> _Task prompt_:
Every line containing the string "JSON" should be returned from the records.

> _Supplied entries_:

[Start of section]

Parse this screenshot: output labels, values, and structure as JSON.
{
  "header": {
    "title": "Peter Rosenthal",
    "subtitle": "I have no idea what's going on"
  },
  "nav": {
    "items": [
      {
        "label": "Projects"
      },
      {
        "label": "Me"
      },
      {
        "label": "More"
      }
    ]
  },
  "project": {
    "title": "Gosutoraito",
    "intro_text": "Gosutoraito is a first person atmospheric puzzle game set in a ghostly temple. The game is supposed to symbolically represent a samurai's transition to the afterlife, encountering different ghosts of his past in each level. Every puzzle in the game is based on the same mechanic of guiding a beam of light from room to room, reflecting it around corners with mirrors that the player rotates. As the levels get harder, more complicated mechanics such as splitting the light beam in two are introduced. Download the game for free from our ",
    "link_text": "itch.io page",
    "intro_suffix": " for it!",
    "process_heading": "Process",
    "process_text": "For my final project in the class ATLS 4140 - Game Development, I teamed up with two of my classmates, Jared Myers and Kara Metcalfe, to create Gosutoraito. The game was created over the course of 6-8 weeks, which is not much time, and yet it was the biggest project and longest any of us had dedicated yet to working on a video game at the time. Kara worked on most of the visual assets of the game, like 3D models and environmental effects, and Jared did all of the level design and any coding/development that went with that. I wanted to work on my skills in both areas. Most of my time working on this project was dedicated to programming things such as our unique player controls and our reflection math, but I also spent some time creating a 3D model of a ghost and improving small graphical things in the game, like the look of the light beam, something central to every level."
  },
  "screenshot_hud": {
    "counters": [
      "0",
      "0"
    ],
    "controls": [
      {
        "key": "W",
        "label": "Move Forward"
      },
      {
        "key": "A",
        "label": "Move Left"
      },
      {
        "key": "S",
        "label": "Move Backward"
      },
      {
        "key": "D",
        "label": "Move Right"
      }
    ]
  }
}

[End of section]
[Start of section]

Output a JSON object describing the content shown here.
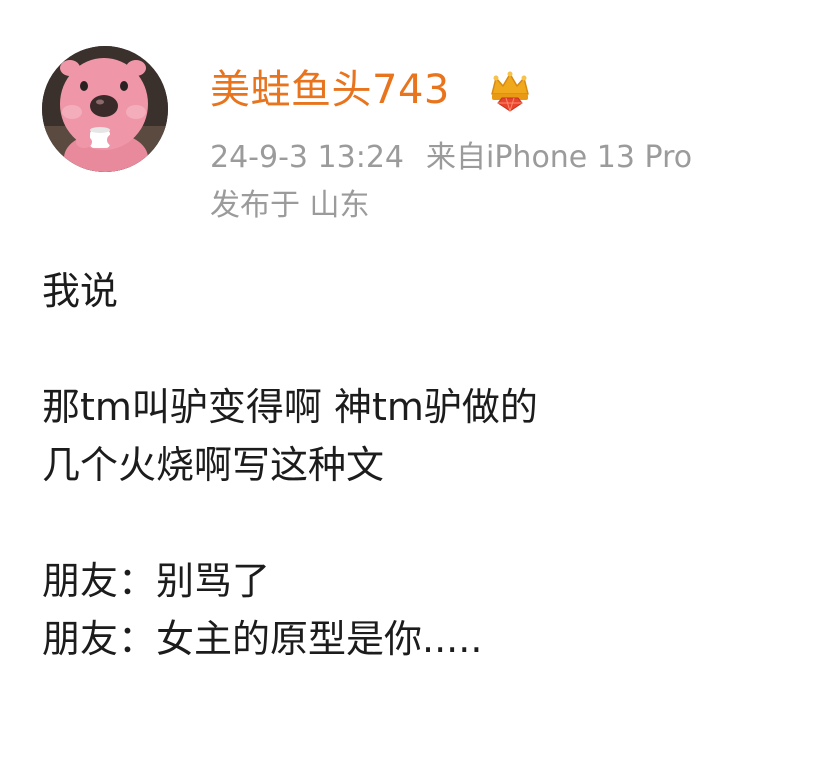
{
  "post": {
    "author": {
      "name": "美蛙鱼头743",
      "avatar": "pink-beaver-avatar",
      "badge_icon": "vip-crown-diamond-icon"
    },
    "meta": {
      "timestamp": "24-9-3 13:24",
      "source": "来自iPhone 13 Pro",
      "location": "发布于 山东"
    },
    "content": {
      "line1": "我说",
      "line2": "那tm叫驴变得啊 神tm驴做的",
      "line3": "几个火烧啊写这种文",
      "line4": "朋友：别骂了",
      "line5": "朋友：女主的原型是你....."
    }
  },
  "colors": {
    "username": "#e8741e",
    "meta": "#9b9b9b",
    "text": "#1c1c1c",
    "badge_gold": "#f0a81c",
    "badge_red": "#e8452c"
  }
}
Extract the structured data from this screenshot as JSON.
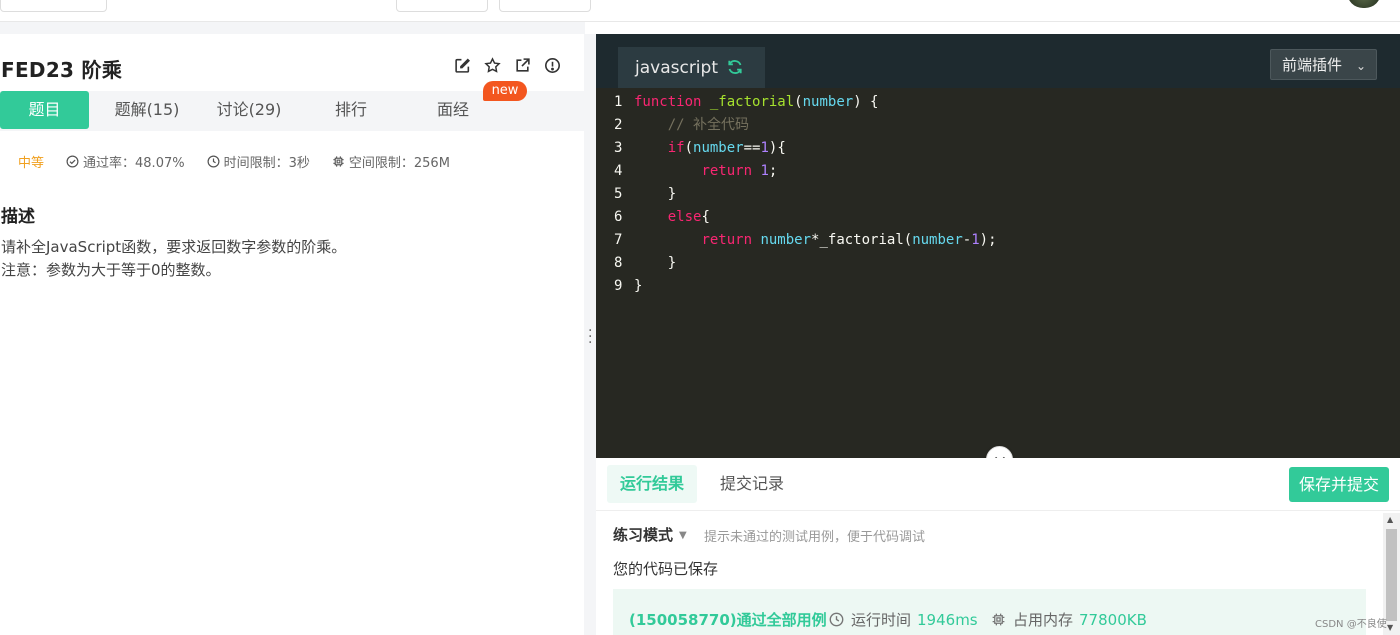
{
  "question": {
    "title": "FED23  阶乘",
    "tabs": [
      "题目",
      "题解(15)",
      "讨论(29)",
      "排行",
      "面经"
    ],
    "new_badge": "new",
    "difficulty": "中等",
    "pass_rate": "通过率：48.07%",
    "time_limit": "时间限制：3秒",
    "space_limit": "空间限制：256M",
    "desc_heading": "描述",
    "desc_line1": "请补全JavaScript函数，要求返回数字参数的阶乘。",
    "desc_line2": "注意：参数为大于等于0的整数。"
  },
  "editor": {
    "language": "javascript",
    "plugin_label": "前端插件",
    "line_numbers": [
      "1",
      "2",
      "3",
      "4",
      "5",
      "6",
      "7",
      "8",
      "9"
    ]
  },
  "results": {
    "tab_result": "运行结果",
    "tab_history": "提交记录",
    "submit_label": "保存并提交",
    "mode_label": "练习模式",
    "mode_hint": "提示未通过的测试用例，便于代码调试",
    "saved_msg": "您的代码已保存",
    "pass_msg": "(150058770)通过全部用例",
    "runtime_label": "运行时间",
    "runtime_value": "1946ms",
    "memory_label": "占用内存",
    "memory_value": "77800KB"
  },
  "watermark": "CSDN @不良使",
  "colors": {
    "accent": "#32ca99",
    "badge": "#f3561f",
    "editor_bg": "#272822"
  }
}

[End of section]

> _Written answer_:
Parse this screenshot: output labels, values, and structure as JSON.
Output a JSON object describing the content shown here.
Extract the structured data from this screenshot as JSON.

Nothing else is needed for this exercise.